◆ TASK DIRECTIONS:
Show each line from the listing that includes the word "JSON".

◆ DATASET EXCERPTS:
══════

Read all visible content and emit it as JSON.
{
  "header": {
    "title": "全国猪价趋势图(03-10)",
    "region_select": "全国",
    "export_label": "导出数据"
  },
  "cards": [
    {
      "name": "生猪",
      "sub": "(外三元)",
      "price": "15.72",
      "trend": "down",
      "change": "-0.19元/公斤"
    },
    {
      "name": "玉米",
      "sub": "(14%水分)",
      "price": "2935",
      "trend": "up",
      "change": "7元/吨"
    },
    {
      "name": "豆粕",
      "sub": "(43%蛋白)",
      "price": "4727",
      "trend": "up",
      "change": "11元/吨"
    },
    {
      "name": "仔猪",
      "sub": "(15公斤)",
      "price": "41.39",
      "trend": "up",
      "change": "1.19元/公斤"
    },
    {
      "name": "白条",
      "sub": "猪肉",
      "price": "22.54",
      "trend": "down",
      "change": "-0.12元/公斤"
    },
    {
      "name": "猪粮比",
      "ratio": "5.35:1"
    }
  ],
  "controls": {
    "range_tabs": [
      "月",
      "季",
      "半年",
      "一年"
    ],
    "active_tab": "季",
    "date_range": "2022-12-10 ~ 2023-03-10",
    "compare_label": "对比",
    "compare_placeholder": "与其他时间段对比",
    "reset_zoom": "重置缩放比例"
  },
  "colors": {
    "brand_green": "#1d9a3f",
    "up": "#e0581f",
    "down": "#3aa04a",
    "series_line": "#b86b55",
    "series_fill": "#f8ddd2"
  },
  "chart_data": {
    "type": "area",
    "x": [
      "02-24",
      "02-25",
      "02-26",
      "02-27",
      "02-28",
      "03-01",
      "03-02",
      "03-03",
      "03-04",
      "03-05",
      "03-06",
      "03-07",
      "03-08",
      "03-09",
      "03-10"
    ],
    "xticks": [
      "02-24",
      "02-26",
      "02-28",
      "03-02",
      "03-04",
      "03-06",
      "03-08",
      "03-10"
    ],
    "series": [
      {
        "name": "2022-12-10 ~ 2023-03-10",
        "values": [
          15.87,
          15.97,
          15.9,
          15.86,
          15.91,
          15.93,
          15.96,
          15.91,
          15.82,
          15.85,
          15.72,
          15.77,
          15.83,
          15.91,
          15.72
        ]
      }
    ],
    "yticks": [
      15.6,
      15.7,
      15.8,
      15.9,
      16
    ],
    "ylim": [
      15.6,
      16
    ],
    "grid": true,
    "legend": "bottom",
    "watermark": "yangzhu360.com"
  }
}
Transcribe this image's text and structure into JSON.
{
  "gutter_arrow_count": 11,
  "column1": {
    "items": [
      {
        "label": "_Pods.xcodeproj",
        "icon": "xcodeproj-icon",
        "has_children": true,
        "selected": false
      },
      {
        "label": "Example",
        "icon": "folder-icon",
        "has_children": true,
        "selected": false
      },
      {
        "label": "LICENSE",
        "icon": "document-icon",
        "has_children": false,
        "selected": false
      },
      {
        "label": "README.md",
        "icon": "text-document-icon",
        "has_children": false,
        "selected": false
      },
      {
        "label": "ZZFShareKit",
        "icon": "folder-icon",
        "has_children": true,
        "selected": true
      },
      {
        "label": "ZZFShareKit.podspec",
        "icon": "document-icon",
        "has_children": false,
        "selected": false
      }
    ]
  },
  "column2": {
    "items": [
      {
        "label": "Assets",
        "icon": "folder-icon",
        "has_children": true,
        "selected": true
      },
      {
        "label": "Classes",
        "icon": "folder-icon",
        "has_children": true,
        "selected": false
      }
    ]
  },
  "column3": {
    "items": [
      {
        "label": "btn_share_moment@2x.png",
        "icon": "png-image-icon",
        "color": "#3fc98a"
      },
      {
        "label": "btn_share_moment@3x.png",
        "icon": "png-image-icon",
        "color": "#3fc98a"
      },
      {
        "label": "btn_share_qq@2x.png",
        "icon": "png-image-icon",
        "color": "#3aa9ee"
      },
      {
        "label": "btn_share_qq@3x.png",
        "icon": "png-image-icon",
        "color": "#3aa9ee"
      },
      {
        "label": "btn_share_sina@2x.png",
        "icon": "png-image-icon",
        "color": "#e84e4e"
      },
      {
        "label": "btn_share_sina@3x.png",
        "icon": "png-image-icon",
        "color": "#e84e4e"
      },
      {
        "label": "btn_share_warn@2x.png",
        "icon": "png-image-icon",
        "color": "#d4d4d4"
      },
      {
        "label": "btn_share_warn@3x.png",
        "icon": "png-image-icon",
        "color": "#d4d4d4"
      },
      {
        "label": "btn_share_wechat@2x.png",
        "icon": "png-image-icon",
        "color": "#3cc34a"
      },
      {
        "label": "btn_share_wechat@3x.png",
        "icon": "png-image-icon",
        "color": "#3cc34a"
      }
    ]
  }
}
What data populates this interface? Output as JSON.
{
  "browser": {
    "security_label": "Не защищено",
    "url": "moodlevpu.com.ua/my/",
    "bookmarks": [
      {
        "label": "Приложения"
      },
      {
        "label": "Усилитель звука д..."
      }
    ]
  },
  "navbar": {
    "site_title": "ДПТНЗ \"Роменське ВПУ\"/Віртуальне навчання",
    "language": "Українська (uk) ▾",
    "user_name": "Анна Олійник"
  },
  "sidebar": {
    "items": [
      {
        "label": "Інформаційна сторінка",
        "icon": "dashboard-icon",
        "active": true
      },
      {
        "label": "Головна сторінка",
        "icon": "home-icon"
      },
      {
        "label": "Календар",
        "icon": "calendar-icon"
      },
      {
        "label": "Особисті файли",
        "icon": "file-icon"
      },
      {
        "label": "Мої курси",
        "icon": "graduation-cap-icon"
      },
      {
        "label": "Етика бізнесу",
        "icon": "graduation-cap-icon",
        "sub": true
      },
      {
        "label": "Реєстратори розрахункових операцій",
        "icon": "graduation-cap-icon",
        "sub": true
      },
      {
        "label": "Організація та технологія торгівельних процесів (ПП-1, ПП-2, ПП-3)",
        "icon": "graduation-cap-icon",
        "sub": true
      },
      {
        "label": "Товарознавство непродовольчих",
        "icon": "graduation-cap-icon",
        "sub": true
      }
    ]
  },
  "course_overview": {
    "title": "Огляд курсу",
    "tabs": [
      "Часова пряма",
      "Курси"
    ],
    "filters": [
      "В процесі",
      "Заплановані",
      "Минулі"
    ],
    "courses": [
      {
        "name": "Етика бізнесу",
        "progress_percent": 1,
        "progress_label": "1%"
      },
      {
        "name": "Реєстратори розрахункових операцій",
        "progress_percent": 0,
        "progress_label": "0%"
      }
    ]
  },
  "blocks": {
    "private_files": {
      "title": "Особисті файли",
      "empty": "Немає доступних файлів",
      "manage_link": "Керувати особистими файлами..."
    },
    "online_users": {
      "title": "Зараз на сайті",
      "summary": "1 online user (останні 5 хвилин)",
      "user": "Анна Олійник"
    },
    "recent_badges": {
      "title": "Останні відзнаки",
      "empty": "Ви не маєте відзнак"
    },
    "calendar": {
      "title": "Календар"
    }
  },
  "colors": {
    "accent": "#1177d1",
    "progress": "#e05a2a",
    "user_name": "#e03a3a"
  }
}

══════

◆ WRITTEN ANSWER:
Read all visible content and emit it as JSON.
Transcribe this image's text and structure into JSON.
What data populates this interface? Output as JSON.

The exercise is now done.